By C.W. Nevius, San Francisco Chronicle // Dec. 17, 2011
It would have almost been disappointing if the environmental impact
report for the America's Cup had sailed through City Hall without
dissent. C'mon, this is a city that protests paper shopping bags and
No worries, San Francisco didn't disappoint. No sooner had the
Planning Commission voted unanimously to approve the report - while
praising its comprehensive look at environmental concerns - than a small
group of activists filed an appeal to stop everything.
I would just say one thing to those people. You'd better check your
back, because there aren't many people behind you. The America's Cup is
wildly popular in San Francisco. A University of San Francisco poll
found support at nearly 80 percent.
If the swimmers stop a race out of simple pique, or if a tedious
lawsuit jeopardizes the event, those groups will look like petulant
This Cup can happen. It can be awesome. The idea of stopping the
whole thing dead with a lawsuit, just because you can, is the worst kind
"In the end, if you are always the one who says no to everything,"

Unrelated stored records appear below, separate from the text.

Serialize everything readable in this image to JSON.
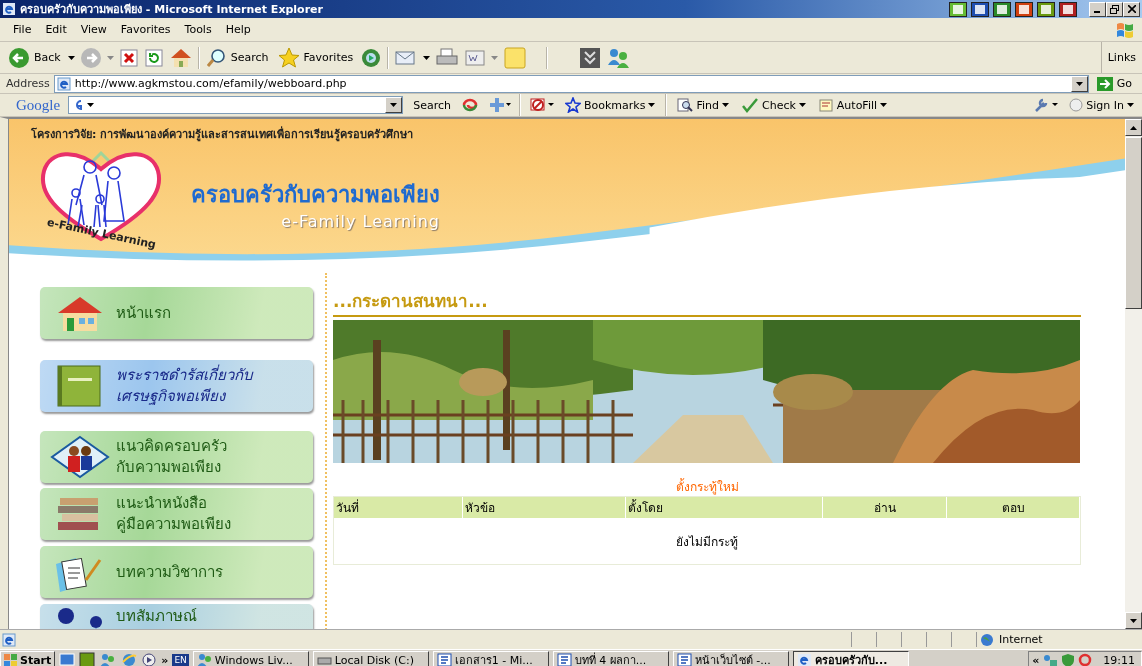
{
  "window": {
    "title": "ครอบครัวกับความพอเพียง - Microsoft Internet Explorer"
  },
  "menu": [
    "File",
    "Edit",
    "View",
    "Favorites",
    "Tools",
    "Help"
  ],
  "toolbar": {
    "back": "Back",
    "search": "Search",
    "favorites": "Favorites"
  },
  "address_bar": {
    "label": "Address",
    "url": "http://www.agkmstou.com/efamily/webboard.php",
    "go": "Go",
    "links": "Links"
  },
  "google_bar": {
    "logo": "Google",
    "search": "Search",
    "bookmarks": "Bookmarks",
    "find": "Find",
    "check": "Check",
    "autofill": "AutoFill",
    "sign_in": "Sign In"
  },
  "header": {
    "project": "โครงการวิจัย: การพัฒนาองค์ความรู้และสารสนเทศเพื่อการเรียนรู้ครอบครัวศึกษา",
    "logo_text": "e-Family Learning",
    "title": "ครอบครัวกับความพอเพียง",
    "subtitle": "e-Family Learning"
  },
  "nav": [
    {
      "kind": "home",
      "lines": [
        "หน้าแรก"
      ],
      "color": "#a6d898"
    },
    {
      "kind": "book",
      "lines": [
        "พระราชดำรัสเกี่ยวกับ",
        "เศรษฐกิจพอเพียง"
      ],
      "color": "#9cc6ee"
    },
    {
      "kind": "family",
      "lines": [
        "แนวคิดครอบครัว",
        "กับความพอเพียง"
      ],
      "color": "#a6d898"
    },
    {
      "kind": "books",
      "lines": [
        "แนะนำหนังสือ",
        "คู่มือความพอเพียง"
      ],
      "color": "#a6d898"
    },
    {
      "kind": "article",
      "lines": [
        "บทความวิชาการ"
      ],
      "color": "#a6d898"
    },
    {
      "kind": "interview",
      "lines": [
        "บทสัมภาษณ์"
      ],
      "color": "#a9cfe0"
    }
  ],
  "board": {
    "heading": "...กระดานสนทนา...",
    "new_topic": "ตั้งกระทู้ใหม่",
    "columns": [
      "วันที่",
      "หัวข้อ",
      "ตั้งโดย",
      "อ่าน",
      "ตอบ"
    ],
    "empty": "ยังไม่มีกระทู้"
  },
  "status_bar": {
    "zone": "Internet"
  },
  "taskbar": {
    "start": "Start",
    "quick_more": "»",
    "language": "EN",
    "tasks": [
      {
        "kind": "messenger",
        "label": "Windows Liv...",
        "selected": false
      },
      {
        "kind": "disk",
        "label": "Local Disk (C:)",
        "selected": false
      },
      {
        "kind": "word",
        "label": "เอกสาร1 - Mi...",
        "selected": false
      },
      {
        "kind": "word",
        "label": "บทที่ 4 ผลกา...",
        "selected": false
      },
      {
        "kind": "word",
        "label": "หน้าเว็บไซต์ -...",
        "selected": false
      },
      {
        "kind": "ie",
        "label": "ครอบครัวกับ...",
        "selected": true
      }
    ],
    "tray_more": "«",
    "clock": "19:11"
  }
}
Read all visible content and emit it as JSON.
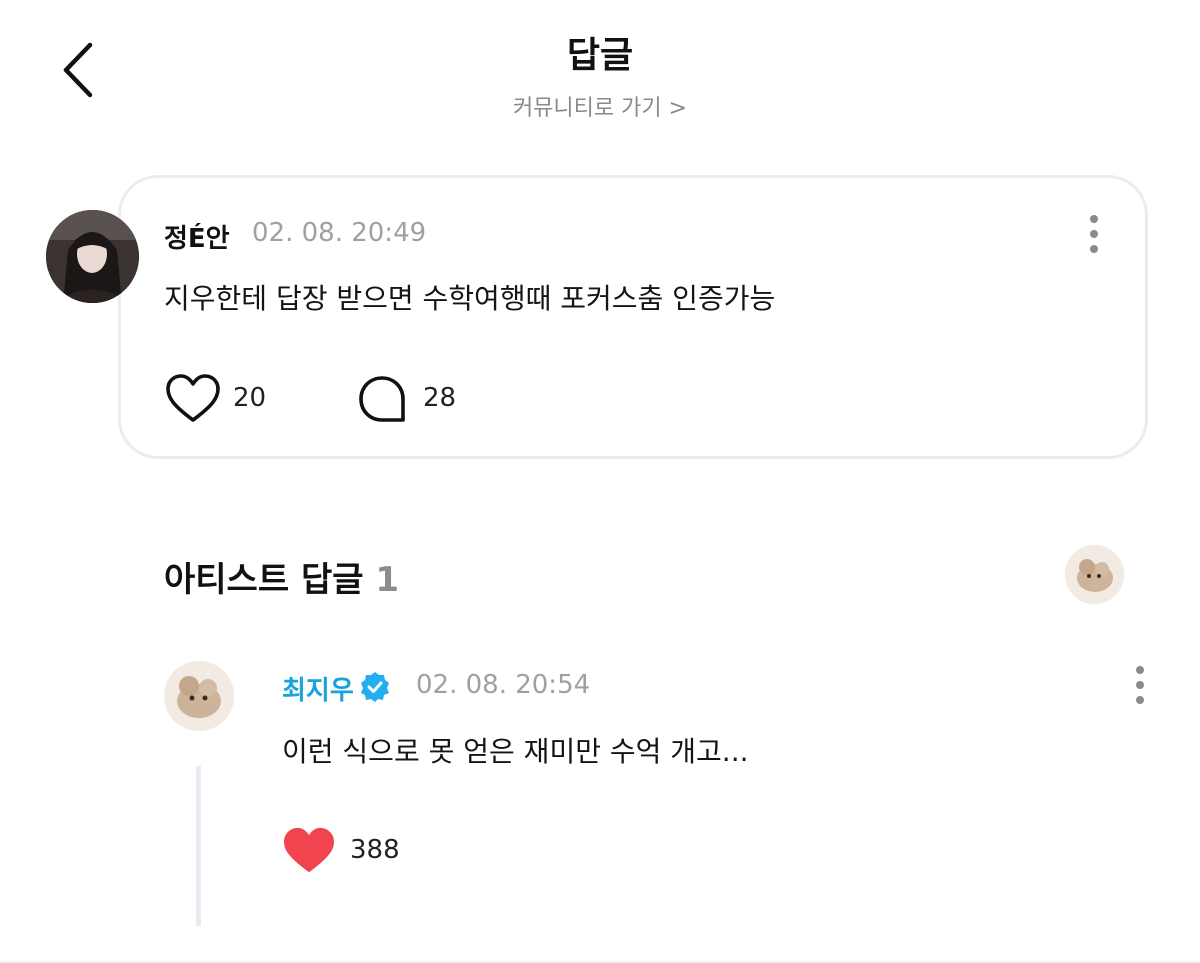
{
  "header": {
    "title": "답글",
    "community_link": "커뮤니티로 가기 >"
  },
  "post": {
    "author": "정É안",
    "date": "02. 08. 20:49",
    "text": "지우한테 답장 받으면 수학여행때 포커스춤 인증가능",
    "likes": "20",
    "comments": "28"
  },
  "artist_section": {
    "title": "아티스트 답글",
    "count": "1"
  },
  "reply": {
    "author": "최지우",
    "verified": true,
    "date": "02. 08. 20:54",
    "text": "이런 식으로 못 얻은 재미만 수억 개고...",
    "likes": "388"
  },
  "colors": {
    "artist_name": "#1aa3d9",
    "verified_badge": "#22aef0",
    "liked_heart": "#f2444e",
    "muted_text": "#a0a0a0"
  }
}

Planning Commission President Christina Olague said, "eventually you are
going to exhaust the public."
They're already exhausted. Mess with the Cup and they'll be something more - furious.
Link to full article: America’s Cup foes don’t have much support
Related article: S.F. vote on report big hurdle for America’s Cup
Photos above and below: Gilles Martin-Raget/ACEA
S.F. planners OK impact report on America’s Cup
By Stephanie Lee, San Francisco Chronicle // Dec. 16, 2011
The America’s Cup is set to descend on San Francisco beginning next
summer - but a crew of opponents is threatening to knock it off course.
In the year since the city was chosen to host the world-famous
regatta in 2012 and 2013, organizers have raced to finalize plans. The
culmination of those efforts, an analysis of the regatta's impacts on
the city, was approved by the Planning Commission 5-0 Thursday night.
The decision clears the way for construction on the waterfront,
provided the Board of Supervisors approves the project in January.
And there's virtually no room for delay. In just eight months, the
first yachts are scheduled to hit the water under the gaze of hundreds
of thousands of spectators.
The report “demonstrated what we can do when we work together as a
city,” Commissioner Michael Antonini said at the close of a two-hour
meeting, which was attended by about 100 people. “I was very impressed.”
Mayor Ed Lee
agreed, saying in a statement: “This is an exciting moment in our
efforts to bring the America’s Cup to San Francisco, the only major
international sporting event coming to the United States in the next
decade,” and noting that the project benefited from “valuable input from
many individuals, groups and agencies across the Bay Area.”
Link to full article: S.F. planners OK impact report on America’s Cup
AC, city reach new development agreement
Source: San Francisco Chronicle // Dec. 16, 2011
A compromise agreement between San Francisco and the America’s Cup
organizers will save some of the city’s most treasured public views of
the bay from being blocked by a proposed marina for the mega-yachts of
Under the new plan, the organizers will give up their long-term
development rights for piers 14 to 22 ½ in exchange for the rights to
develop Pier 54 in Mission Bay.
“This will move the (planned) long-term marina from what is a passive
area to a portion that is more a working waterfront,” said Monique
Moyer, executive director of the port.
The original agreement would have given the promoters the right to
develop the section of the waterfront by the “Cupid’s Span” sculpture by
Rincon Park, a spot that now provides one of the only open water views
of the bay and the Bay Bridge along the Embarcadero. Plans were to turn
the area into a spot for visiting yachts too large for other marinas.
Link to full article: America’s Cup, city reach new development agreement
Photo below: Guilain Grenier/ORACLE Racing